Direct Action and The Unist'ot'en Camp We need to go beyond petitions, letters, and rallies to stop the government and corporations from destroying Indigenous land and exploiting communities for profit. Direct action initiatives like the Unist'ot'en Camp are an effective way to stop devastating projects like Enbridge's Northern Gateway Pipeline and Chevron-Apache's Pacific Trail fracking pipeline.
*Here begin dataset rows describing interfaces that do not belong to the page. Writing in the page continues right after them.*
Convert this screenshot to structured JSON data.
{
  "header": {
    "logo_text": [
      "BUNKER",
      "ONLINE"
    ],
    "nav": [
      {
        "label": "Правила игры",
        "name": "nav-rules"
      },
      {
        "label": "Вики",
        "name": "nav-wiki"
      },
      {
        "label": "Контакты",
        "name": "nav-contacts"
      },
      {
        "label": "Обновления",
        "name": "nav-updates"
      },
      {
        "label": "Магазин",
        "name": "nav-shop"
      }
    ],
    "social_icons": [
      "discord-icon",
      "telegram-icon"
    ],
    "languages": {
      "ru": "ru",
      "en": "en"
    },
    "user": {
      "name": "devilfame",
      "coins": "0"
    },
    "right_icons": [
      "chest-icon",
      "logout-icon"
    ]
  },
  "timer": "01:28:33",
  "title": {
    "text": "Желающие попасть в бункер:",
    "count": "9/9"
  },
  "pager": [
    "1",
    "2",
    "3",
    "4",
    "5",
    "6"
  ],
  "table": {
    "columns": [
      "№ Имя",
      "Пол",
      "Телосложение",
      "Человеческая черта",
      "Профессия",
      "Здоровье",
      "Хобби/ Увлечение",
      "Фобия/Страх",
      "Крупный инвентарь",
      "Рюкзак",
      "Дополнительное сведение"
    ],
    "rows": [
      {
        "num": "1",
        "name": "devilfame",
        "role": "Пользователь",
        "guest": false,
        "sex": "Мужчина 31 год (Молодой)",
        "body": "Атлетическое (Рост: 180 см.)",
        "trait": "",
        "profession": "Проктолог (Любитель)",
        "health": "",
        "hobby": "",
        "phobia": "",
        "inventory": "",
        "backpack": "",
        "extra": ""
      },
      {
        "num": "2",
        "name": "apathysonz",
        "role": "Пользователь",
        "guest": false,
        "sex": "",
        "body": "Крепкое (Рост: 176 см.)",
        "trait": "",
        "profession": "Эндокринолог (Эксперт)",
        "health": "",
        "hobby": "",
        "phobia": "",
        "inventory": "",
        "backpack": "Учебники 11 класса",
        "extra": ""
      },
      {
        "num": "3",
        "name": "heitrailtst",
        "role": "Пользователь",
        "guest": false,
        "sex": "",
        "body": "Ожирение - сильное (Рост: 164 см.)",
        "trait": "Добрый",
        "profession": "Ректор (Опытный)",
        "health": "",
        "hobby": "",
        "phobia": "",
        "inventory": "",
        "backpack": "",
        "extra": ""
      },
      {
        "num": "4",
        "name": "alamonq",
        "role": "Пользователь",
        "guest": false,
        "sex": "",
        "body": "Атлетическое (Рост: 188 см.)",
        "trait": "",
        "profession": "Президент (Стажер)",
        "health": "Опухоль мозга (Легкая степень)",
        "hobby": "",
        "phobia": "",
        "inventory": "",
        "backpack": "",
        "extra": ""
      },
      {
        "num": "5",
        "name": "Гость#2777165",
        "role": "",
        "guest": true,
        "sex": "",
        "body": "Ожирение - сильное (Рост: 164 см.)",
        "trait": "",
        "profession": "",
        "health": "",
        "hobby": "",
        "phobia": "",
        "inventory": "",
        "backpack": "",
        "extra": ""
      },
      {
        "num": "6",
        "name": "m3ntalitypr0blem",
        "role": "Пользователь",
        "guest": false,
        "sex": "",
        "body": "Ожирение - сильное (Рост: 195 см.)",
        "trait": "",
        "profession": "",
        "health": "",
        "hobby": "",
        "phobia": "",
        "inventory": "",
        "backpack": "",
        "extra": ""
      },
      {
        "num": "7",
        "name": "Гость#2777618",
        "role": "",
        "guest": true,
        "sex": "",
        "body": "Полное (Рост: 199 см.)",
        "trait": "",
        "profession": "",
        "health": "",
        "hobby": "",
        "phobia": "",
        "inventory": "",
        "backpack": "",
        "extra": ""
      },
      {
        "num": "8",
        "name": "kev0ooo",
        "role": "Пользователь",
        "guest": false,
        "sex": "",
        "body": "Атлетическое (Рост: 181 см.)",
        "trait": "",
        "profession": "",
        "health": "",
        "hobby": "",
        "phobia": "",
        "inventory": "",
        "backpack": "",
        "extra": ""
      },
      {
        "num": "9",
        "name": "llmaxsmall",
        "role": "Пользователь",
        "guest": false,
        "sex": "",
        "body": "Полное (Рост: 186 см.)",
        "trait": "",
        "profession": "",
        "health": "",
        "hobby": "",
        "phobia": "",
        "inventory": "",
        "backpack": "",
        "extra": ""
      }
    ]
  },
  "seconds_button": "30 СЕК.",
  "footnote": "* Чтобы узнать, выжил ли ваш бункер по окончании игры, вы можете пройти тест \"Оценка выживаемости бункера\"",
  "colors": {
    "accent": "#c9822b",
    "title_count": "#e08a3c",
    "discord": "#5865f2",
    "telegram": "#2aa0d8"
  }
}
Defying repeated threats of a lawsuit from Monsanto and the Grocery Manufacturers Association (GMA), on May 8, Peter Shumlin, Governor of Vermont, signed a historic bill requiring food manufacturers to label genetically engineered (GE) foods, and to drop the practice of labeling GE foods as “natural” or “all natural.” On May 9, true to its word, the GMA confirmed that it will sue Vermont in federal court to overturn H. 112. Vermont is prepared to fight back. The state has already established a “food fight” legal defense fund. Legal analysts say Vermont will likely win. Vermont isn’t the only state up against the multi-billion dollar lobbying group. The GMA, whose 300-plus members include Monsanto and Dow, Coca-Cola and General Mills, is pushing a bill in Congress that would preempt all states from passing GMO labeling laws. It’s time for consumers in every state to band together to defeat the GMA’s full-on assault, not only on Vermont, not only on consumers’ right to know what’s in our food, but on states’ rights and on our basic freedoms to protect our health and our communities.
The next four months are going to determine the future of the Internet. Will it remain free and open with equal access to all? There are powerful corporate interests that want to profit even more from the Internet at the expense of the public interest. But as a result of our work this week, we now have an opportunity to create the Internet we want. So, how do we change the political culture? What actions outside of the rulemaking process can we take to make the reality we want to see becomes an inevitable reality? How do we make it impossible for the FCC to ignore the will of the people on this essential First Amendment issue of the 21st Century? We want your ideas. We know that the thinking of many are more powerful than the minds of a few. Not only do we want your suggestions, we encourage you to take autonomous action. We urge you to organize actions on your own, suggest actions and join actions.